The expectation that FB will accommodate all your commercial needs for NOTHING, is totally delusional! These social media platforms are businesses in their own rights and like any business are there to make money. Its also not compulsory to appear and spend time on these platforms. Yes, the argument can be made that the users supply data for the platforms, but its extremely naïve to imagine that these platforms are going to be charitable concerns for those who don’t pay to use the service. In recent times I noticed a post from a business owner flagging up that social media is all about “engagement” This is not news unless you’ve been living in a cave in some remote part of the world! There are many benefits of using social media, BUT it requires learning some time and financial investment to really discover the benefits. Simply moaning about the platforms on the platforms is quite frankly bonkers.

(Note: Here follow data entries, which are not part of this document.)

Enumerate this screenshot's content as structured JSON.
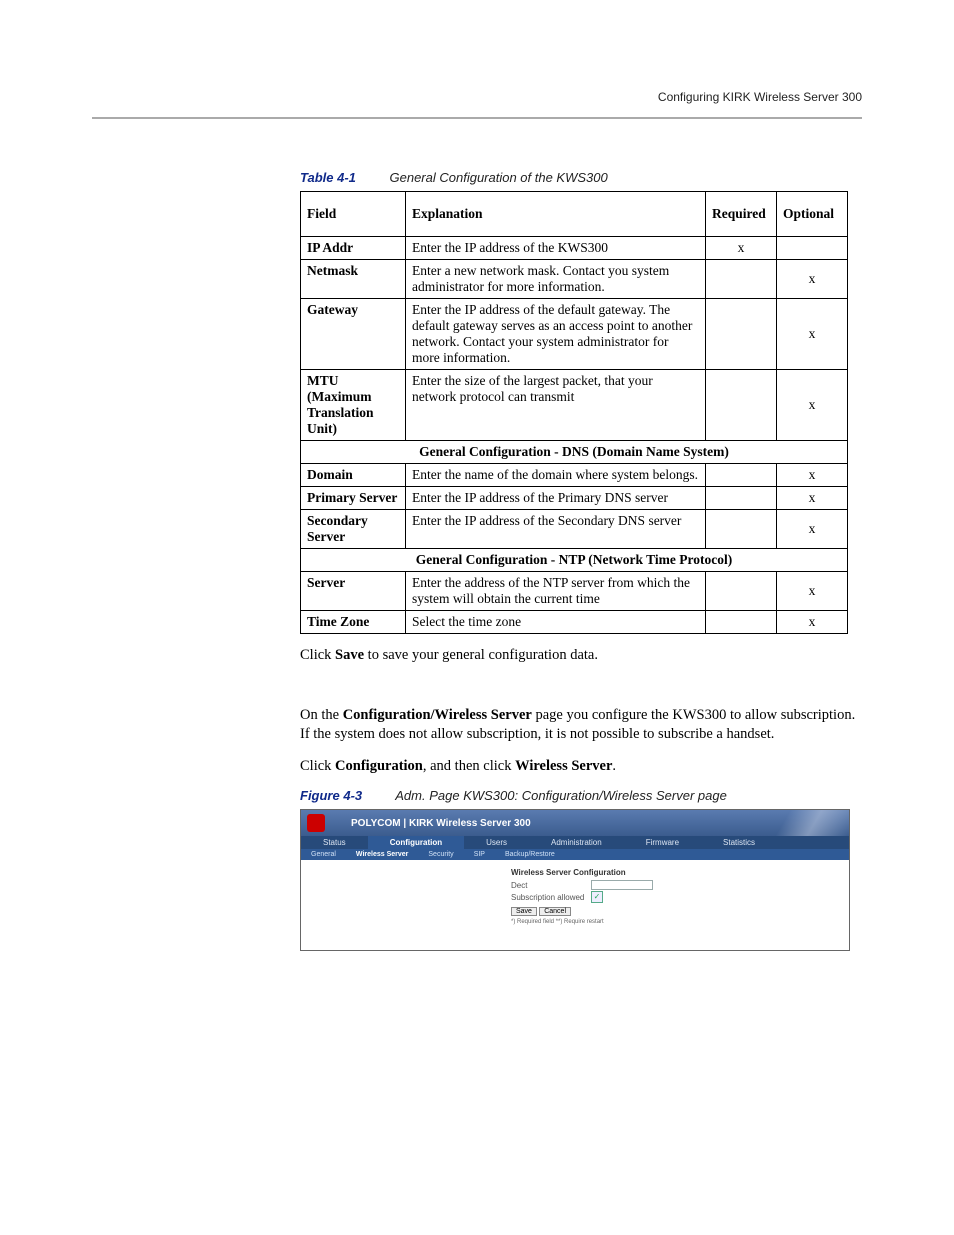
{
  "header": {
    "running_title": "Configuring KIRK Wireless Server 300"
  },
  "table_caption": {
    "label": "Table 4-1",
    "text": "General Configuration of the KWS300"
  },
  "table": {
    "headers": {
      "field": "Field",
      "explanation": "Explanation",
      "required": "Required",
      "optional": "Optional"
    },
    "rows": [
      {
        "field": "IP Addr",
        "explanation": "Enter the IP address of the KWS300",
        "required": "x",
        "optional": "",
        "tall": true
      },
      {
        "field": "Netmask",
        "explanation": "Enter a new network mask. Contact you system administrator for more information.",
        "required": "",
        "optional": "x"
      },
      {
        "field": "Gateway",
        "explanation": "Enter the IP address of the default gateway. The default gateway serves as an access point to another network. Contact your system administrator for more information.",
        "required": "",
        "optional": "x"
      },
      {
        "field": "MTU (Maximum Translation Unit)",
        "explanation": "Enter the size of the largest packet, that your network protocol can transmit",
        "required": "",
        "optional": "x"
      }
    ],
    "section1": "General Configuration - DNS (Domain Name System)",
    "rows2": [
      {
        "field": "Domain",
        "explanation": "Enter the name of the domain where system belongs.",
        "required": "",
        "optional": "x"
      },
      {
        "field": "Primary Server",
        "explanation": "Enter the IP address of the Primary DNS server",
        "required": "",
        "optional": "x"
      },
      {
        "field": "Secondary Server",
        "explanation": "Enter the IP address of the Secondary DNS server",
        "required": "",
        "optional": "x"
      }
    ],
    "section2": "General Configuration - NTP (Network Time Protocol)",
    "rows3": [
      {
        "field": "Server",
        "explanation": "Enter the address of the NTP server from which the system will obtain the current time",
        "required": "",
        "optional": "x"
      },
      {
        "field": "Time Zone",
        "explanation": "Select the time zone",
        "required": "",
        "optional": "x",
        "tall": true
      }
    ]
  },
  "paragraphs": {
    "p1_a": "Click ",
    "p1_b": "Save",
    "p1_c": " to save your general configuration data.",
    "p2_a": "On the ",
    "p2_b": "Configuration/Wireless Server",
    "p2_c": " page you configure the KWS300 to allow subscription. If the system does not allow subscription, it is not possible to subscribe a handset.",
    "p3_a": "Click ",
    "p3_b": "Configuration",
    "p3_c": ", and then click ",
    "p3_d": "Wireless Server",
    "p3_e": "."
  },
  "figure_caption": {
    "label": "Figure 4-3",
    "text": "Adm. Page KWS300: Configuration/Wireless Server page"
  },
  "figure": {
    "brand": "POLYCOM  |  KIRK Wireless Server 300",
    "tabs1": [
      "Status",
      "Configuration",
      "Users",
      "Administration",
      "Firmware",
      "Statistics"
    ],
    "tabs1_active_index": 1,
    "tabs2": [
      "General",
      "Wireless Server",
      "Security",
      "SIP",
      "Backup/Restore"
    ],
    "tabs2_active_index": 1,
    "panel_title": "Wireless Server Configuration",
    "row_dect": "Dect",
    "row_sub": "Subscription allowed",
    "btn_save": "Save",
    "btn_cancel": "Cancel",
    "footnote": "*) Required field  **) Require restart"
  }
}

Always watch the figures to avoid car crash scenarios

I’m lucky to come from a business background and have an awareness of the need to watch margins. A great example of this was running the first two Music for The Head and Heart events. I’m always keen that the artists get a good deal for playing and the audience get good value. This was a challenge when we had a maximum capacity of just 78 people in the room. Assume there are 3 artists playing at these MHH events and they each bring a guest. That immediately means we are down to 72 people. With myself and the sound producer, we are now down to 70 people. One artist suggested “Nick, you can’t charge more than 6 quid for anyone to attend” If I went that route, The maximum income from that evening would be 420 and out of that I need to pay all the artists, sound guy, the venue and all promotions.

I suggested to another performer that they move an event from one with 120 max capacity to one with 230+ capacity. That immediately would have created more “headroom” for sales as well as meaning there was more space for covid considerations. Past the initial break even figure the evening then had the potential to generate the artist substantially more income. Of course its down to each artist whether they want to limit numbers or expand their audiences and potential earnings. Either way, its always smart to look at margins, so you make live work financially viable and often this attention to detail at a most basic level simply is not there. People who bang on saying “Its not just about being commercial” are often the exact same characters who reply massively on the good will of others and bemoan their lack of income! There’s no rights or wrongs, but as always attention to detail will always make for avoiding car crash scenarios.

Most of this is of course common sense, but as an old boss of mine used to say “Sense ain’t that common” Again each person needs to decide for themselves what works and these are simply my opinions, but they they are informed opinions from a proven business background and a fair bit of discussion with a wide range of musical artists from those scratching a living playing to a small fan base to those selling out huge stadiums internationally.

Nick Cody
The elusive obvious in music promotion?

You May Also Like